Tuesday 26 February 2013

Another WDYTYA Live Blog Post

I’m now back home recovering after a busy weekend at the ‘Who Do You Think You Are? Live’ (WDYTYA) show which bills itself as “the biggest family history event...in the world!”

This was my second visit and I wrote about my experience as a ‘newbie’ in a post last year.  This year I took my own advice and volunteered on a few different stands in order to get free entry for all three days.  I did an ‘Ask the Expert’ session on Friday, helped out on the APG stand on Saturday afternoon and on the ASGRA stand for a couple of hours on Sunday.

I was a bit nervous about doing a stint in the ‘Ask the Expert’ area (I figure anyone who describes themselves as an “Expert” and then invites questions is asking for trouble!) but this was actually good fun and I would recommend anyone who has been thinking of doing this to give it a try.  It was more like sitting down for a friendly chat than being grilled on  expert knowledge.  Although the areas of expertise I specified in advance were Scotland and palaeography, I got more questions about London research than anything else and they were much more basic than I had anticipated.  I think I was of some help to most people I spoke to, although can’t say I sent any brickwalls tumbling down.

Also learning from my previous experience, I made an effort to attend a few more workshops this year and managed to get to five ticketed ones as well as dropping in on one of the unticketed talks from the The National Archives.  I did intend to go to one of the DNA workshops, but these always seemed to be part-way through whenever I was in that area and I didn’t get a chance.  I browsed most of the stalls and bought a couple of books, but didn’t spend much time looking at the stands of the big commercial vendors.

As with last year, undoubtedly the best part of the WDYTYA experience was the opportunity to meet with other genealogists, many of whom I know through Twitter and some of whom I’d not met in person before.  As WDYTYA is such an international event, these included genealogists from Australia, Belgium, the Netherlands and the USA, as well as all parts of the UK and Ireland.

The ‘I tweet’ badges designed by Else Churchill of the Society of Genealogists were a big help in spotting one another as well as a bit of a conversation starter when browsing the stands.  An original plan for a few friends to meet for lunch on Saturday turned into an official ‘tweet up’ organised by Rosemary Morgan of London Roots Research.  As this picture uploaded to Rosemary’s twitter account shows, it was quite a success:

Because there is so much going on with workshops and many people involved in some way with the various stands it wasn’t possible for everyone to make it (I had to nip off after 15 mins) and plans are already being made for an evening tweet up at next year’s show.

It’s a few years since I first started going to genealogy events and obviously I’ve aged a bit in the intervening years, but one of the things that really struck me this year was the number of young, incredibly enthusiastic family historians I met.  Anyone who thinks genealogy is just a hobby for the retired would certainly get that illusion shattered by a day at WDYTYA!

Whilst I’m still physically exhausted from WDYTYA, I feel invigorated and inspired by all the fantastic people I met: people who research their own families, run businesses, write books, teach, lecture, blog, conduct one-name studies, are involved in family history societies and in quite a few cases still find time to have a “proper” job as well.  I have little doubt that, with so many great young people involved, the future of genealogy is very bright!


  1. It was great to meet you Kirsty at Who Do You Think You Are and I, like you, was both invigorated and inspired by the weekend.
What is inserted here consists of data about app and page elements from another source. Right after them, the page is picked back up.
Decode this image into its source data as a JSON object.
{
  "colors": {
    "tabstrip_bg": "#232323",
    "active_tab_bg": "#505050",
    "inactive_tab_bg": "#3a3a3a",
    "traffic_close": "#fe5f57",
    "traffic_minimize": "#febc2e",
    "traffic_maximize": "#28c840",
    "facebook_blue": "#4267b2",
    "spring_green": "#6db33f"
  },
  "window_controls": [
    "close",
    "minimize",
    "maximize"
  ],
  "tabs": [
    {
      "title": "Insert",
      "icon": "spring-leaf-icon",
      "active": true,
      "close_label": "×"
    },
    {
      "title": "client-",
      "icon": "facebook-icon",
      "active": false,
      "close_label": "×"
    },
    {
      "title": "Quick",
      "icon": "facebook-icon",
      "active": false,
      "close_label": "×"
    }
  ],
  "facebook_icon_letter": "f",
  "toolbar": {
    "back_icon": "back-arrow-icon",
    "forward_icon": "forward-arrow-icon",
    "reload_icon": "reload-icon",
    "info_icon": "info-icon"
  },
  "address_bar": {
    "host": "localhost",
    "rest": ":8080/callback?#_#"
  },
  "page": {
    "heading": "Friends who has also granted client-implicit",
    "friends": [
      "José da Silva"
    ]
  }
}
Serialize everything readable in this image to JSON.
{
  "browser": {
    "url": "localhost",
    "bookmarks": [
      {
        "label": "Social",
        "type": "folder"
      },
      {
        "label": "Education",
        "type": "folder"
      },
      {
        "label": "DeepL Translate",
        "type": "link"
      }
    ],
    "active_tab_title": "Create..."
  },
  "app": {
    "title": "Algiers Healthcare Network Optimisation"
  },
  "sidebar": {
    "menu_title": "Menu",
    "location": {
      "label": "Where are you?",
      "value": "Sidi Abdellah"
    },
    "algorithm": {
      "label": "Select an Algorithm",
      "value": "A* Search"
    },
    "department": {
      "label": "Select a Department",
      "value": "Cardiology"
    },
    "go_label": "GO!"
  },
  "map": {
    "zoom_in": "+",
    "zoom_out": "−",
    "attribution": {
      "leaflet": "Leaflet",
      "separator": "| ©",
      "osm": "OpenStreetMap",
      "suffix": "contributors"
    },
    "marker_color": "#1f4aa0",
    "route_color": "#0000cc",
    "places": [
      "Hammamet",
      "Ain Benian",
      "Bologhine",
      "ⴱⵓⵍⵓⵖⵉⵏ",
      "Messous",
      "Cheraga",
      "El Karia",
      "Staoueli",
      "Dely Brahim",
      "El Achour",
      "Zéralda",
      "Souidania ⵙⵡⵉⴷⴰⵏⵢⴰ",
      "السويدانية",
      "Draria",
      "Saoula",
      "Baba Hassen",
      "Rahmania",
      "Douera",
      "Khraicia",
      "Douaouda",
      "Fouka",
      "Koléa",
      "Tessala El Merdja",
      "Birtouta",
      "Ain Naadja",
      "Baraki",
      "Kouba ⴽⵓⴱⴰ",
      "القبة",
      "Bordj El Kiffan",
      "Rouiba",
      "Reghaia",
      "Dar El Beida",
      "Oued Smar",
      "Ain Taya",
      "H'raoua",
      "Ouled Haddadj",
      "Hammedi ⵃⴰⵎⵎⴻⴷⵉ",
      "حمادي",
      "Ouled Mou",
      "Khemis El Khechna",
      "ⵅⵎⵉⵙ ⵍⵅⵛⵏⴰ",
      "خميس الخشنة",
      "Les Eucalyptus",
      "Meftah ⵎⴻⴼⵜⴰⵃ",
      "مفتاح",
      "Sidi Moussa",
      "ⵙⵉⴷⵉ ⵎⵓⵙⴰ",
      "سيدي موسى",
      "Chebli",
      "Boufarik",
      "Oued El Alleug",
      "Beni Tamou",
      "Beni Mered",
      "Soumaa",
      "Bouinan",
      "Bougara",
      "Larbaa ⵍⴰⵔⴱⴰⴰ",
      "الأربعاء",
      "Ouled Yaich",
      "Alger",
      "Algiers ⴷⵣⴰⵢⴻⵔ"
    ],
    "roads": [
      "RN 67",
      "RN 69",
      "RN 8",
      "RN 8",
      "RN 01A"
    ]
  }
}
Speak to you on Twitter!

  2. It really was a great show this year. It took me two shows to really get to grips with what it really was, and now with my third behind me, I can't wait for 2014's show.

    Love the idea of the 'Ask the Expert' but would feel far too rabbit-in-the-headlights about taking questions.

    Maybe see you there next year?

  3. I think you were very brave to take a stint in the "Ask the Expert' area, and It sounds like it turned into a lot of fun. Thanks for this news from WDYTYA in London.

    So glad to hear that genealogy is renewing itself with young people and others who find time to do many other things besides genealogy. I feel that I'm part of a popular interest and pursuit that is "alive and well."

  4. Good to hear your account of an event that buzzed with energy! Sounds like you certainly had a balanced experience of different aspects of the show. Heartening to hear and see that younger people are coming through to enjoy our glorious, all consuming interest and/or career. It was lovely to get together for the lunchtime Tweetup and it flew by in a flash. It was great to see you again in bite size chunks during the weekend and thank goodness for Twitter to keep in touch until the next time!

  5. Interesting to hear what you did at wdytya and the different perspective you achieved from being on the stalls. Sorry we didn't have more time to chat. I'm definitely going for more days next year.

    It certainly is amazing the range of activity on show and on offer - and I agree there seem lots of younger professionals getting involved which can only be a good thing. It was good to cross paths with some of them and make some new links.